ISTANBUL - Turkey's parliament has passed legislation aimed at meeting European Union membership criteria to ensure military personnel are tried in civilian courts during peacetime rather than in military courts.
The legislation passed on Friday requires civilian courts to try members of the armed forces who are accused of crimes including threats to national security, constitutional violations, organizing armed groups and attempts to topple the government, according to parliament's website.
The legislation comes amid renewed tensions between the powerful military and the government after a newspaper published a document this month that allegedly outlined an army plot to undermine the ruling AKP, which traces its roots to an outlawed Islamist movement.
Chief of the Military General Staff Ilker Basbug on Friday said the document was a smear campaign against the armed forces. A military prosecutor ruled this week there was insufficient evidence for an investigation, but Prime Minister Tayyip Erdogan has vowed that civilian prosecutors will now take over the probe.
The change to the penal code also says civilians cannot be tried in military courts unless the country is in a state of martial law or at war.

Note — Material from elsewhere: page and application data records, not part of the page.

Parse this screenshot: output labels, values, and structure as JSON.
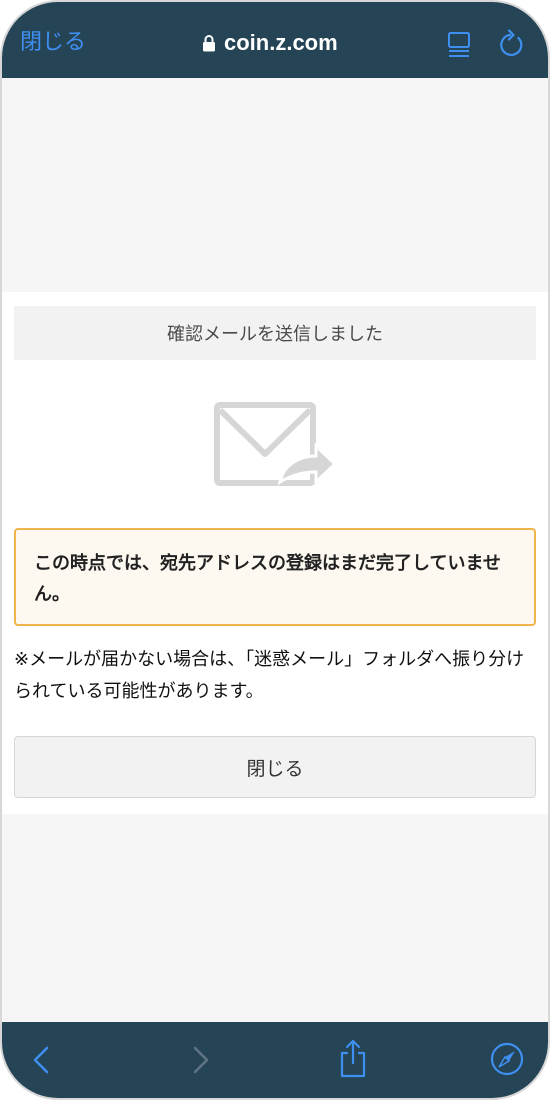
{
  "browser": {
    "close_label": "閉じる",
    "url": "coin.z.com",
    "icons": {
      "lock": "lock-icon",
      "reader": "reader-mode-icon",
      "reload": "reload-icon",
      "back": "back-icon",
      "forward": "forward-icon",
      "share": "share-icon",
      "compass": "safari-compass-icon"
    },
    "colors": {
      "bar": "#254455",
      "accent": "#3f8ff0"
    }
  },
  "page": {
    "header": "確認メールを送信しました",
    "mail_icon": "mail-sent-icon",
    "notice": "この時点では、宛先アドレスの登録はまだ完了していません。",
    "note": "※メールが届かない場合は、「迷惑メール」フォルダへ振り分けられている可能性があります。",
    "close_button": "閉じる",
    "colors": {
      "notice_border": "#f0b44c",
      "notice_bg": "#fdf8f0"
    }
  }
}
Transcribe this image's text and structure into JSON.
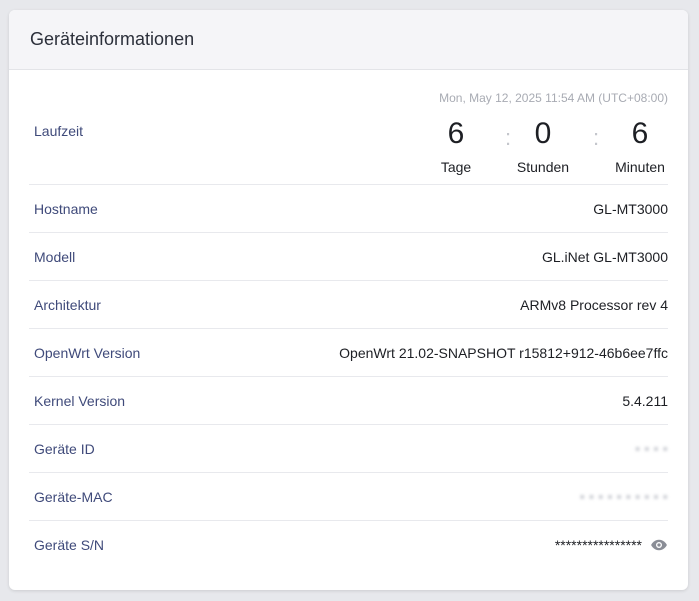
{
  "card": {
    "title": "Geräteinformationen"
  },
  "uptime": {
    "label": "Laufzeit",
    "timestamp": "Mon, May 12, 2025 11:54 AM (UTC+08:00)",
    "days": "6",
    "days_label": "Tage",
    "hours": "0",
    "hours_label": "Stunden",
    "minutes": "6",
    "minutes_label": "Minuten",
    "separator": ":"
  },
  "rows": {
    "hostname": {
      "label": "Hostname",
      "value": "GL-MT3000"
    },
    "model": {
      "label": "Modell",
      "value": "GL.iNet GL-MT3000"
    },
    "architecture": {
      "label": "Architektur",
      "value": "ARMv8 Processor rev 4"
    },
    "openwrt": {
      "label": "OpenWrt Version",
      "value": "OpenWrt 21.02-SNAPSHOT r15812+912-46b6ee7ffc"
    },
    "kernel": {
      "label": "Kernel Version",
      "value": "5.4.211"
    },
    "device_id": {
      "label": "Geräte ID",
      "value": ""
    },
    "mac": {
      "label": "Geräte-MAC",
      "value": ""
    },
    "serial": {
      "label": "Geräte S/N",
      "value": "****************",
      "toggle_icon": "eye-icon"
    }
  },
  "colors": {
    "label": "#3f4a7a",
    "value": "#1d1f24",
    "header_bg": "#f5f5f8",
    "timestamp": "#a8abb3"
  }
}
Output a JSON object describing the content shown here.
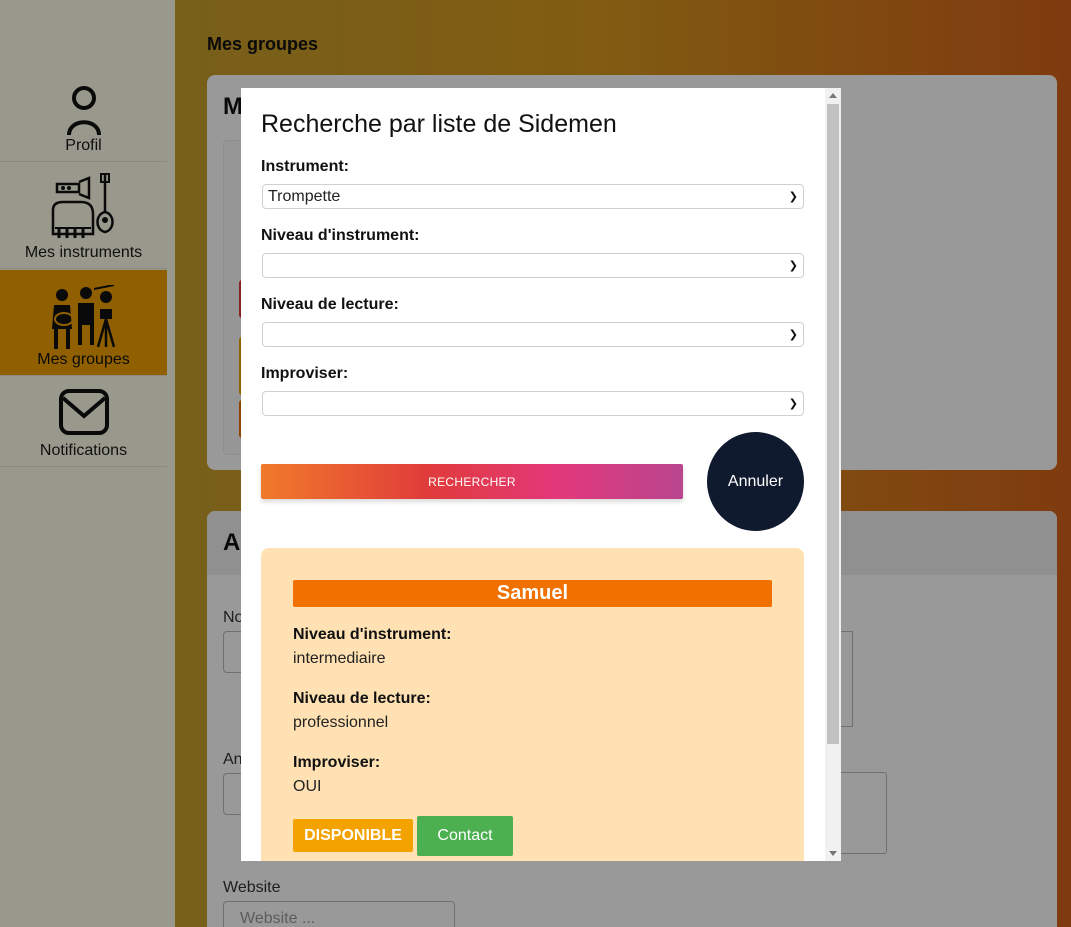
{
  "sidebar": {
    "items": [
      {
        "label": "Profil",
        "icon": "person-icon"
      },
      {
        "label": "Mes instruments",
        "icon": "instruments-icon"
      },
      {
        "label": "Mes groupes",
        "icon": "band-icon",
        "active": true
      },
      {
        "label": "Notifications",
        "icon": "envelope-icon"
      }
    ]
  },
  "main": {
    "page_title": "Mes groupes",
    "card1_head": "M",
    "card2_head": "A",
    "field_website_label": "Website",
    "field_website_placeholder": "Website ...",
    "field_no_label": "No",
    "field_an_label": "An"
  },
  "modal": {
    "title": "Recherche par liste de Sidemen",
    "filters": [
      {
        "label": "Instrument:",
        "value": "Trompette"
      },
      {
        "label": "Niveau d'instrument:",
        "value": ""
      },
      {
        "label": "Niveau de lecture:",
        "value": ""
      },
      {
        "label": "Improviser:",
        "value": ""
      }
    ],
    "search_button": "RECHERCHER",
    "cancel_button": "Annuler",
    "result": {
      "name": "Samuel",
      "instrument_level_label": "Niveau d'instrument:",
      "instrument_level": "intermediaire",
      "reading_level_label": "Niveau de lecture:",
      "reading_level": "professionnel",
      "improvise_label": "Improviser:",
      "improvise": "OUI",
      "status_badge": "DISPONIBLE",
      "contact_button": "Contact"
    }
  },
  "colors": {
    "accent_orange": "#f07000",
    "badge_orange": "#f4a200",
    "contact_green": "#4caf50",
    "cancel_navy": "#0f1a2e",
    "result_bg": "#ffe1b3"
  }
}
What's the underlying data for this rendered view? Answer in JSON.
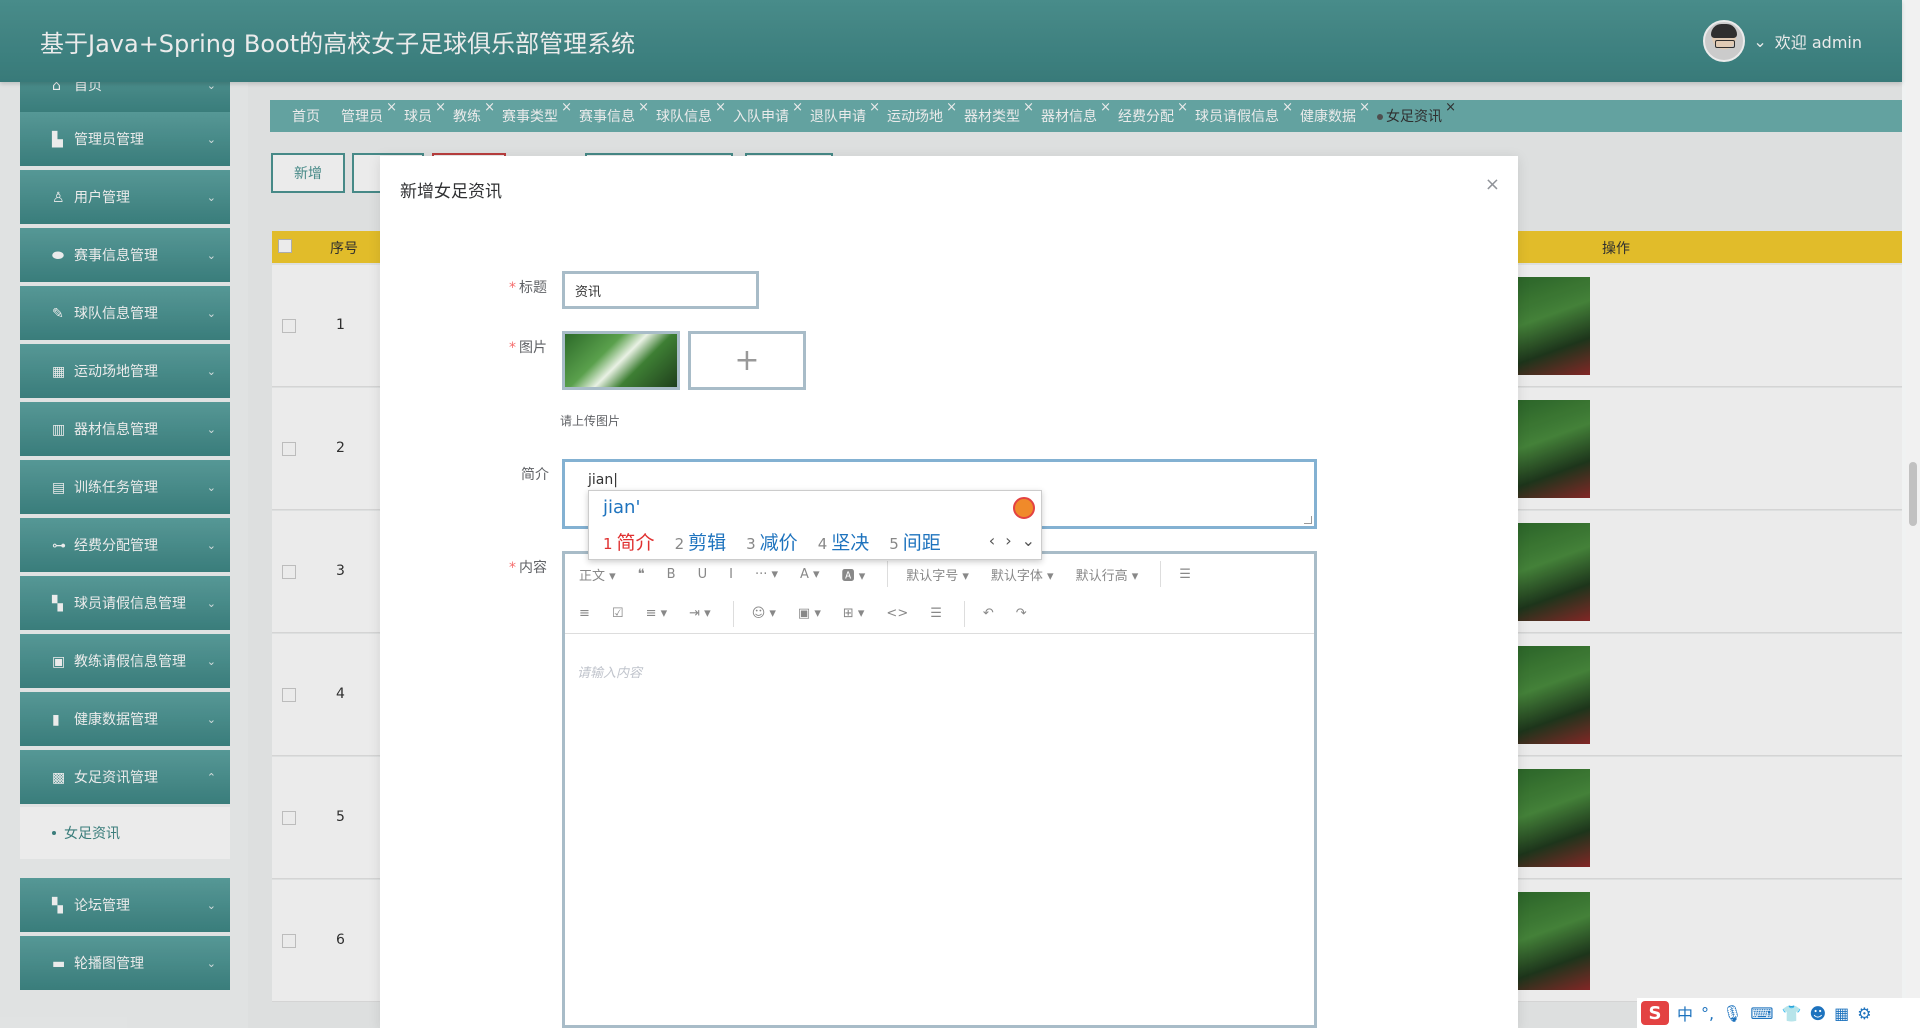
{
  "header": {
    "title": "基于Java+Spring Boot的高校女子足球俱乐部管理系统",
    "welcome": "欢迎 admin",
    "chevron": "⌄"
  },
  "sidebar": {
    "items": [
      {
        "label": "首页",
        "icon": "home-icon"
      },
      {
        "label": "管理员管理",
        "icon": "chart-icon"
      },
      {
        "label": "用户管理",
        "icon": "user-icon"
      },
      {
        "label": "赛事信息管理",
        "icon": "ellipsis-icon"
      },
      {
        "label": "球队信息管理",
        "icon": "edit-icon"
      },
      {
        "label": "运动场地管理",
        "icon": "grid-icon"
      },
      {
        "label": "器材信息管理",
        "icon": "equipment-icon"
      },
      {
        "label": "训练任务管理",
        "icon": "layout-icon"
      },
      {
        "label": "经费分配管理",
        "icon": "toggle-icon"
      },
      {
        "label": "球员请假信息管理",
        "icon": "apps-icon"
      },
      {
        "label": "教练请假信息管理",
        "icon": "badge-icon"
      },
      {
        "label": "健康数据管理",
        "icon": "mouse-icon"
      },
      {
        "label": "女足资讯管理",
        "icon": "news-icon"
      },
      {
        "label": "论坛管理",
        "icon": "apps-icon"
      },
      {
        "label": "轮播图管理",
        "icon": "image-icon"
      }
    ],
    "submenu_label": "女足资讯"
  },
  "tabs": [
    {
      "label": "首页",
      "closable": false
    },
    {
      "label": "管理员",
      "closable": true
    },
    {
      "label": "球员",
      "closable": true
    },
    {
      "label": "教练",
      "closable": true
    },
    {
      "label": "赛事类型",
      "closable": true
    },
    {
      "label": "赛事信息",
      "closable": true
    },
    {
      "label": "球队信息",
      "closable": true
    },
    {
      "label": "入队申请",
      "closable": true
    },
    {
      "label": "退队申请",
      "closable": true
    },
    {
      "label": "运动场地",
      "closable": true
    },
    {
      "label": "器材类型",
      "closable": true
    },
    {
      "label": "器材信息",
      "closable": true
    },
    {
      "label": "经费分配",
      "closable": true
    },
    {
      "label": "球员请假信息",
      "closable": true
    },
    {
      "label": "健康数据",
      "closable": true
    },
    {
      "label": "女足资讯",
      "closable": true,
      "active": true
    }
  ],
  "toolbar": {
    "add_label": "新增"
  },
  "table": {
    "headers": {
      "index": "序号",
      "action": "操作"
    },
    "rows": [
      "1",
      "2",
      "3",
      "4",
      "5",
      "6"
    ]
  },
  "dialog": {
    "title": "新增女足资讯",
    "close": "×",
    "fields": {
      "title_label": "标题",
      "title_value": "资讯",
      "image_label": "图片",
      "image_hint": "请上传图片",
      "summary_label": "简介",
      "summary_value": "jian",
      "content_label": "内容",
      "content_placeholder": "请输入内容"
    },
    "editor": {
      "row1": [
        "正文 ▾",
        "❝",
        "B",
        "U",
        "I",
        "··· ▾",
        "A ▾",
        "🅰 ▾",
        "默认字号 ▾",
        "默认字体 ▾",
        "默认行高 ▾",
        "☰"
      ],
      "row2": [
        "≡",
        "☑",
        "≡ ▾",
        "⇥ ▾",
        "☺ ▾",
        "▣ ▾",
        "⊞ ▾",
        "<>",
        "☰",
        "↶",
        "↷"
      ]
    }
  },
  "ime": {
    "pinyin": "jian'",
    "candidates": [
      {
        "n": "1",
        "text": "简介"
      },
      {
        "n": "2",
        "text": "剪辑"
      },
      {
        "n": "3",
        "text": "减价"
      },
      {
        "n": "4",
        "text": "坚决"
      },
      {
        "n": "5",
        "text": "间距"
      }
    ],
    "nav": [
      "‹",
      "›",
      "⌄"
    ],
    "bar": {
      "logo": "S",
      "mode": "中"
    }
  },
  "colors": {
    "header": "#4f9896",
    "sidebar_item": "#4f9896",
    "tabs": "#6cb0ae",
    "table_head": "#f5cd2e"
  }
}
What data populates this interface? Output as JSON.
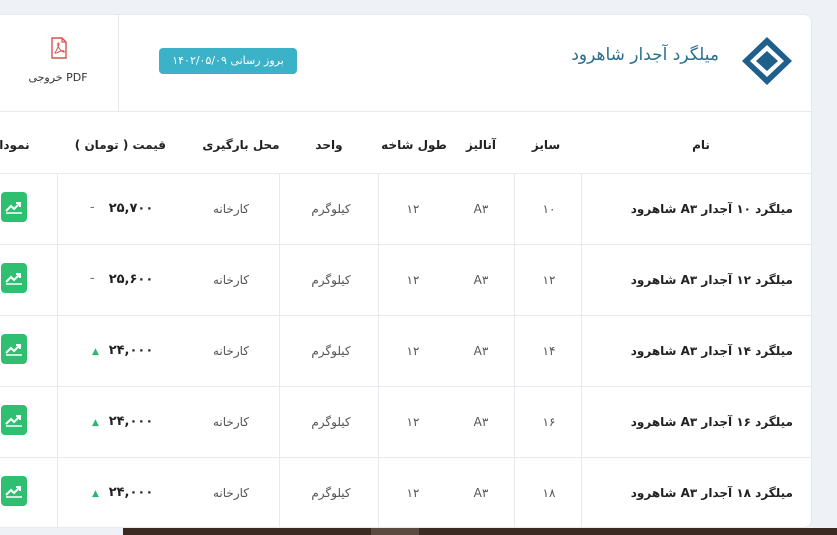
{
  "header": {
    "title": "میلگرد آجدار شاهرود",
    "update_badge": "بروز رسانی ۱۴۰۲/۰۵/۰۹",
    "pdf_label": "خروجی PDF",
    "logo_icon": "diamond-logo-icon",
    "pdf_icon": "pdf-file-icon"
  },
  "table": {
    "columns": {
      "name": "نام",
      "size": "سایز",
      "analysis": "آنالیز",
      "length": "طول شاخه",
      "unit": "واحد",
      "location": "محل بارگیری",
      "price": "قیمت ( تومان )",
      "chart": "نمودار"
    },
    "rows": [
      {
        "name": "میلگرد ۱۰ آجدار A۳ شاهرود",
        "size": "۱۰",
        "analysis": "A۳",
        "length": "۱۲",
        "unit": "کیلوگرم",
        "location": "کارخانه",
        "price": "۲۵,۷۰۰",
        "trend": "flat"
      },
      {
        "name": "میلگرد ۱۲ آجدار A۳ شاهرود",
        "size": "۱۲",
        "analysis": "A۳",
        "length": "۱۲",
        "unit": "کیلوگرم",
        "location": "کارخانه",
        "price": "۲۵,۶۰۰",
        "trend": "flat"
      },
      {
        "name": "میلگرد ۱۴ آجدار A۳ شاهرود",
        "size": "۱۴",
        "analysis": "A۳",
        "length": "۱۲",
        "unit": "کیلوگرم",
        "location": "کارخانه",
        "price": "۲۴,۰۰۰",
        "trend": "up"
      },
      {
        "name": "میلگرد ۱۶ آجدار A۳ شاهرود",
        "size": "۱۶",
        "analysis": "A۳",
        "length": "۱۲",
        "unit": "کیلوگرم",
        "location": "کارخانه",
        "price": "۲۴,۰۰۰",
        "trend": "up"
      },
      {
        "name": "میلگرد ۱۸ آجدار A۳ شاهرود",
        "size": "۱۸",
        "analysis": "A۳",
        "length": "۱۲",
        "unit": "کیلوگرم",
        "location": "کارخانه",
        "price": "۲۴,۰۰۰",
        "trend": "up"
      }
    ]
  },
  "colors": {
    "accent": "#3cb2c9",
    "title": "#2b6f8e",
    "logo": "#1f5f8b",
    "chart_button": "#2fbf71",
    "trend_up": "#2bb673"
  }
}
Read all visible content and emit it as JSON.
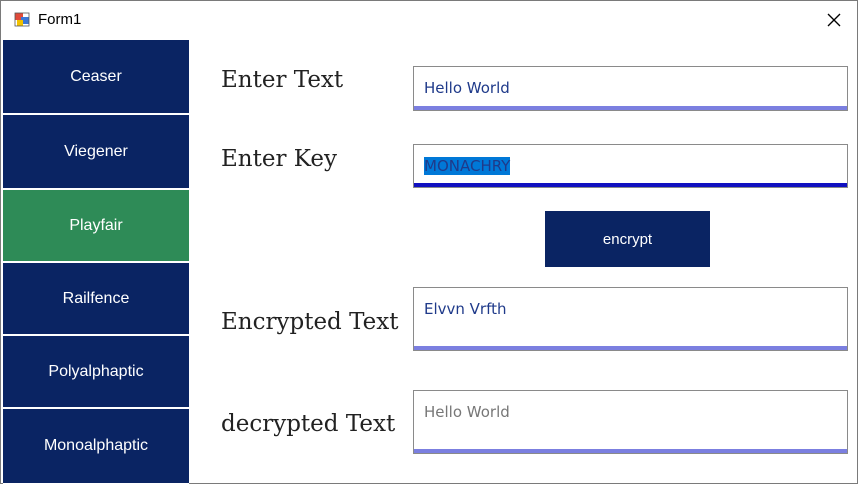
{
  "window": {
    "title": "Form1"
  },
  "sidebar": {
    "items": [
      {
        "label": "Ceaser"
      },
      {
        "label": "Viegener"
      },
      {
        "label": "Playfair"
      },
      {
        "label": "Railfence"
      },
      {
        "label": "Polyalphaptic"
      },
      {
        "label": "Monoalphaptic"
      }
    ],
    "selected": "Playfair"
  },
  "main": {
    "enter_text_label": "Enter Text",
    "enter_text_value": "Hello World",
    "enter_key_label": "Enter Key",
    "enter_key_value": "MONACHRY",
    "encrypt_button": "encrypt",
    "encrypted_label": "Encrypted Text",
    "encrypted_value": "Elvvn Vrfth",
    "decrypted_label": "decrypted Text",
    "decrypted_value": "Hello World"
  },
  "colors": {
    "button_navy": "#0a2463",
    "active_green": "#2e8b57",
    "underline_light": "#7b7fe0",
    "underline_focused": "#1010c0"
  }
}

It was not clear if the changes to the penal code will affect the trial of military officers who have been charged in the so-called Ergenekon case investigating an alleged right-wing network that sought to topple the government.